Summer in GAA land
The summer seems to have arrived, and right on cue. As ever, half the country is going through the stress of last minute cramming for exams, while outside the sun is splitting the stones.
The GAA season is now getting mighty close to the sunny championship days in Croker, Thurles, Clones or wherever else supporting your county may take you. The sunburn, sweat and tears are all ahead of us.
The National Hurling League is down to its final pairing. Tipperary and Galway both progressed last weekend after wins over Limerick and Waterford, respectively. Nicky English has publicly stated his disapproval over the timing of the competition. This is understandable, as the league final is now to be played just two weeks before Tipperary's Munster Championship clash with Waterford. It certainly takes some of the focus away from the league decider with such a vital championship match on the radar. That said, I fully understand the dilemma faced by the GAA; on the one hand they have tried not to fix league hurling in the depths of winter, but on the other hand you can't have the league running into the championship. It is a difficult balance to strike, but finishing even a couple of weeks earlier would give both competitions reasonable breathing space.
Of the two counties contesting the final, Galway will gain more from participation. The Connaught county need as many competitive games as possible before their first championship outing in July. Tipperary will have their sights set on honours later in the summer but the game will provide a useful indicator of championship form.
This Sunday's National Football League decider between Derry and Meath could also give a reasonable snapshot of how both counties are gearing up for the championship. Derry have a habit of flattering to deceive at the latter stages of the league. This side, however, seem to be quite solid and although they have a championship clash with Cavan only one week after Sunday's final, they should go well in Ulster this year. As stated previously in this column, Meath have reached this league final without much fuss and look to be unbackable to at least retain their Leinster title later in the summer.
William wins for Wales
Over in Sheffield, the World Snooker Championships were concluded on Monday. The final was an all Welsh affair, with Mark Williams eventually emerging victorious over compatriot Matthew Stephens. The tense final session was compelling viewing and was, personally speaking, the first time in years that snooker has come close to the heady days of the 1980s. The championships were a major success for Belfast's Joe Swail, whose very credible semi-final appearance will hopefully be a precursor to bigger and better things.
Exciting but scoreless
Over in Tolka Park on Sunday, the FAI cup final was a reasonably exciting, albeit scoreless game. The replay is scheduled for Friday night and is certainly worth a ramble across town have a look at. I will at this point give advance notice of my bias in this fixture. The Shels line-up will include an ex-clubmate of mine at St. Anne's GAA club. The FAI young player of the year, Richie Baker, was a star performer at juvenile level for our club before he moved to Shelbourne. Our loss was of course soccer's gain, so I'm sure all the Boh's fans will understand my lack of balance on this one.
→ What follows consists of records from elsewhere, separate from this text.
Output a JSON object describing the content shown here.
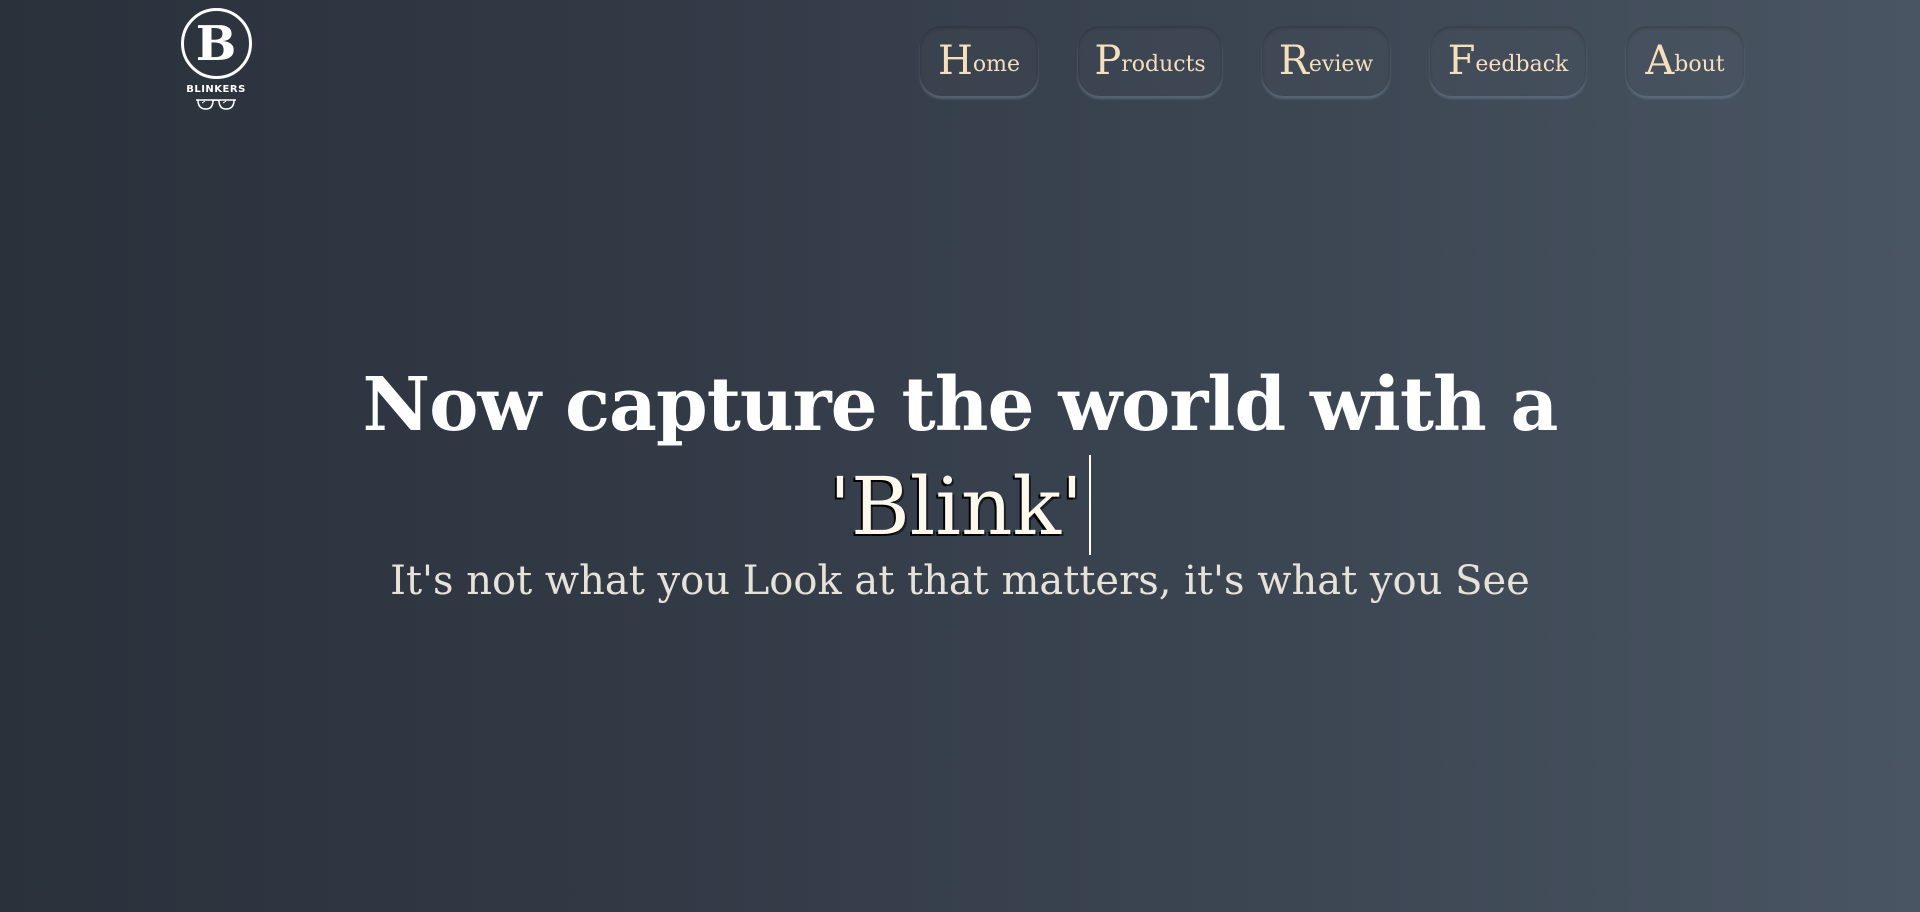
{
  "brand": {
    "logo_letter": "B",
    "name": "BLINKERS",
    "glasses_icon": "glasses-icon"
  },
  "nav": {
    "home": {
      "initial": "H",
      "rest": "ome"
    },
    "products": {
      "initial": "P",
      "rest": "roducts"
    },
    "review": {
      "initial": "R",
      "rest": "eview"
    },
    "feedback": {
      "initial": "F",
      "rest": "eedback"
    },
    "about": {
      "initial": "A",
      "rest": "bout"
    }
  },
  "hero": {
    "headline": "Now capture the world with a",
    "typed_word": "'Blink'",
    "tagline": "It's not what you Look at that matters, it's what you See"
  },
  "colors": {
    "nav_text": "#f5dfbd",
    "headline": "#ffffff",
    "tagline": "#e7e2d8",
    "background_start": "#2a313b",
    "background_end": "#4a5563"
  }
}
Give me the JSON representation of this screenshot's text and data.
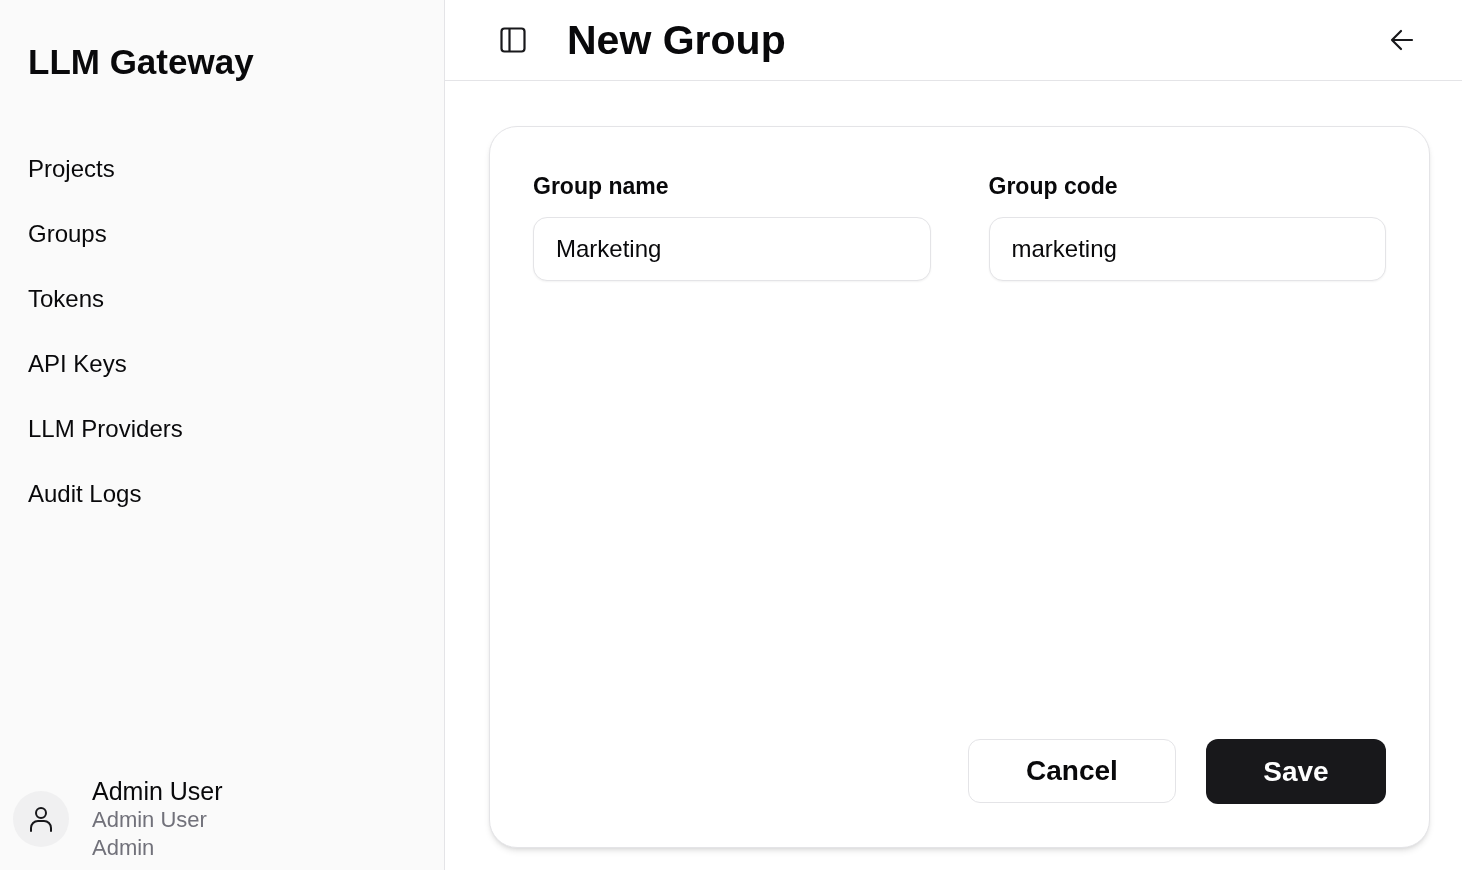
{
  "sidebar": {
    "title": "LLM Gateway",
    "items": [
      {
        "label": "Projects"
      },
      {
        "label": "Groups"
      },
      {
        "label": "Tokens"
      },
      {
        "label": "API Keys"
      },
      {
        "label": "LLM Providers"
      },
      {
        "label": "Audit Logs"
      }
    ],
    "user": {
      "name": "Admin User",
      "display_name": "Admin User",
      "role": "Admin"
    }
  },
  "header": {
    "title": "New Group"
  },
  "form": {
    "fields": [
      {
        "label": "Group name",
        "value": "Marketing"
      },
      {
        "label": "Group code",
        "value": "marketing"
      }
    ],
    "buttons": [
      {
        "label": "Cancel",
        "kind": "secondary"
      },
      {
        "label": "Save",
        "kind": "primary"
      }
    ]
  }
}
New York's illegals
Finally, an interesting story emerged during the week relating to the New York Gaelic Football Team and their participation in this year's Connaught Championship. The New York team are fixed to play Galway in the first round of the competition but are currently having difficulty fielding their strongest side for the clash. The reason is that if several of their first choice players travel to Ireland for the game, they may not be re-admitted to the United States. This perfect example of the extent of our own `illegal immigrant' population in other countries should serve as a sharp reminder to those currently protesting against the presence of refugees in the 26 Counties. How quickly they forget!